● **AIM OF THE TASK**
Copy each line of the following data that contains "icon".

(App and web page records)
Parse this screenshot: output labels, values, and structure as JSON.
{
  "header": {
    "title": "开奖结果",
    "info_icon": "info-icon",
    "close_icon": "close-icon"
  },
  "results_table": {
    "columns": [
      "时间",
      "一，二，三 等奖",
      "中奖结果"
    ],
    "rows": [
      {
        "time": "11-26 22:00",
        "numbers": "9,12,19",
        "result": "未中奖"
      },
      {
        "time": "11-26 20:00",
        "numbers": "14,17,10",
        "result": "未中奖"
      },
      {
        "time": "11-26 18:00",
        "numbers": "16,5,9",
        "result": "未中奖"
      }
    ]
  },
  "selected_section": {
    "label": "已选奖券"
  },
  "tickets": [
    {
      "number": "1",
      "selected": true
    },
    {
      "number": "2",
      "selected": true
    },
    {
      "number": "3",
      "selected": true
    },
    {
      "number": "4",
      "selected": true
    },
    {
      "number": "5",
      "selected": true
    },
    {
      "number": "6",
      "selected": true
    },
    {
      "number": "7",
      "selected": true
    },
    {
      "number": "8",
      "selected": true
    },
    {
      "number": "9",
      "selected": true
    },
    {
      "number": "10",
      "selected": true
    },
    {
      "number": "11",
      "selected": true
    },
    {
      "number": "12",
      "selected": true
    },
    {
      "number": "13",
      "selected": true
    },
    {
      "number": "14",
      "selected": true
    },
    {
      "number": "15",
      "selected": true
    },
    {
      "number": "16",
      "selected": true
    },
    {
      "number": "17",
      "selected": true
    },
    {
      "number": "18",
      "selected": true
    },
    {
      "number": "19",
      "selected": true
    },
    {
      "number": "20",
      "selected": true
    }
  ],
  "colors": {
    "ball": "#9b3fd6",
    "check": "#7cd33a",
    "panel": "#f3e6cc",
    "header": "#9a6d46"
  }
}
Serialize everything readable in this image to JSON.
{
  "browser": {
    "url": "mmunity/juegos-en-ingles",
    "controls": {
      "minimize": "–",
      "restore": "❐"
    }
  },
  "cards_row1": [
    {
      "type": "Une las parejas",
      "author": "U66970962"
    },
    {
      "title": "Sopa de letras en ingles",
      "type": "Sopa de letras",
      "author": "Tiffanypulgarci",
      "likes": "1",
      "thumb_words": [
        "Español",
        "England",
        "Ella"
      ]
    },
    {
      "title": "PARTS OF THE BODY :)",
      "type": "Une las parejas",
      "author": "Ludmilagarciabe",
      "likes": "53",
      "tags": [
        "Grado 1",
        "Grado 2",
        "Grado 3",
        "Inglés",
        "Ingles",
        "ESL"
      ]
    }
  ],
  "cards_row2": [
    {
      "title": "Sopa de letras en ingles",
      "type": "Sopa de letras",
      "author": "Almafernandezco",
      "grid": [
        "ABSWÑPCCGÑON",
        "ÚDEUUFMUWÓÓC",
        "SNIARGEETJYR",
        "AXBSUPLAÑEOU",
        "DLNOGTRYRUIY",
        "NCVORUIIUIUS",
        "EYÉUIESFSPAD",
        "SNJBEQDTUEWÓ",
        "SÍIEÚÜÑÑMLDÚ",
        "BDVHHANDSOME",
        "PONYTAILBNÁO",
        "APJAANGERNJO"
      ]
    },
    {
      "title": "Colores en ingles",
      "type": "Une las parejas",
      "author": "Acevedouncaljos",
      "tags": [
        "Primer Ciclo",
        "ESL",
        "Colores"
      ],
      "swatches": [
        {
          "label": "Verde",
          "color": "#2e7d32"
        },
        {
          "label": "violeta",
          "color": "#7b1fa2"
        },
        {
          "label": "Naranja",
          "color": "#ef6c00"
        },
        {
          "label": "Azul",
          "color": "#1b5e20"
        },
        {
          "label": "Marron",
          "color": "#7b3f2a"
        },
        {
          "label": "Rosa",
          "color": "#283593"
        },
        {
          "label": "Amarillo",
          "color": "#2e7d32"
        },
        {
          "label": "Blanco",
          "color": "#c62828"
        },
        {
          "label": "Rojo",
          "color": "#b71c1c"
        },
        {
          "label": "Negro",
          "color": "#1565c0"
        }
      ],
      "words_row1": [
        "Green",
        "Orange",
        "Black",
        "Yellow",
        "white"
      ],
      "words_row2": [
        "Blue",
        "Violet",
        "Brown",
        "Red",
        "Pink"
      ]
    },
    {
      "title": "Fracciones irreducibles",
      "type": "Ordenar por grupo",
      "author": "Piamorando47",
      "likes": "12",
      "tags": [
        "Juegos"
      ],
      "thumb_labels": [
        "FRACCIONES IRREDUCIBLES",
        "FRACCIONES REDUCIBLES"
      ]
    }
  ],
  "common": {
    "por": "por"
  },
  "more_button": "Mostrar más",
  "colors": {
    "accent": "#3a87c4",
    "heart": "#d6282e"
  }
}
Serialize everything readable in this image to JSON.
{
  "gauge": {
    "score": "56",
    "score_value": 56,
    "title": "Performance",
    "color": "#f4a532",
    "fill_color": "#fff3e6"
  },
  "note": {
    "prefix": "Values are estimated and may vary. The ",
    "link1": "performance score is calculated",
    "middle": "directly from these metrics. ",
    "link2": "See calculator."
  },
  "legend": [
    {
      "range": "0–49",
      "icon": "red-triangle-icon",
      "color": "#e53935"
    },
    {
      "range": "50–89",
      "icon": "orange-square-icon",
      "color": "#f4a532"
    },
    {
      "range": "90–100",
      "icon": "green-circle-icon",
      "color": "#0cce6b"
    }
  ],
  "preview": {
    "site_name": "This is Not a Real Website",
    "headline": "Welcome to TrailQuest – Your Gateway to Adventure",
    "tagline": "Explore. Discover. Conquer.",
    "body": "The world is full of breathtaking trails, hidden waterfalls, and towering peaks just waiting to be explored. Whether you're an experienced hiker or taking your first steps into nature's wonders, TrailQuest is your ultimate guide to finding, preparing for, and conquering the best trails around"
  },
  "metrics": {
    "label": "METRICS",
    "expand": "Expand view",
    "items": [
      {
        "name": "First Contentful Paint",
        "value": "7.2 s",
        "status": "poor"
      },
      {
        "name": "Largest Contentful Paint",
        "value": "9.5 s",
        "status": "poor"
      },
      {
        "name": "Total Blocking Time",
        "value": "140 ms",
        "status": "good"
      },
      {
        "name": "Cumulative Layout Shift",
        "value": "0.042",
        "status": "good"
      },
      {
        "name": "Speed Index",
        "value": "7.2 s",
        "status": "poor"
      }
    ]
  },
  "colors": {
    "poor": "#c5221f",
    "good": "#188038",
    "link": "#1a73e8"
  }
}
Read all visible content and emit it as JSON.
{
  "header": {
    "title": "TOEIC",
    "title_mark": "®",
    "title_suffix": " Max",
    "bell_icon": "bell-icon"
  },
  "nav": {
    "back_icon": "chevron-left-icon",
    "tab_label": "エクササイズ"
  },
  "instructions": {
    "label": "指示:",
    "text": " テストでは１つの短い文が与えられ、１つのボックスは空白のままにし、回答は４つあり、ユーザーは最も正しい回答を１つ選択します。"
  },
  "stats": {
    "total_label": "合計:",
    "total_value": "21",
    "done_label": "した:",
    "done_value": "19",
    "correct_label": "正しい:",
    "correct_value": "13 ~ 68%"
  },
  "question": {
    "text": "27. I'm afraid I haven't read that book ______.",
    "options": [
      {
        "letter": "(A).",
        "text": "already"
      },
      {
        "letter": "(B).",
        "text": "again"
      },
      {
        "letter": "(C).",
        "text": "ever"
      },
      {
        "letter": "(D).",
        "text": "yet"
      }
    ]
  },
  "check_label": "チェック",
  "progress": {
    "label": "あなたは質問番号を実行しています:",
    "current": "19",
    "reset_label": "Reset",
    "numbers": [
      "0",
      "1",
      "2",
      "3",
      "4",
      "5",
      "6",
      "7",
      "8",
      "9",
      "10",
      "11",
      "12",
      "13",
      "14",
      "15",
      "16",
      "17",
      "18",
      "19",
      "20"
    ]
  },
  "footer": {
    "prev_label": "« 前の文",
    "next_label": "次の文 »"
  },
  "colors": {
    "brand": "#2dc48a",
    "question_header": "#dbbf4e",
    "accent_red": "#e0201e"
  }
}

● **EXERCISE OUTPUT**
    "info_icon": "info-icon",
    "close_icon": "close-icon"
      "icon": "red-triangle-icon",
      "icon": "orange-square-icon",
      "icon": "green-circle-icon",
    "bell_icon": "bell-icon"
    "back_icon": "chevron-left-icon",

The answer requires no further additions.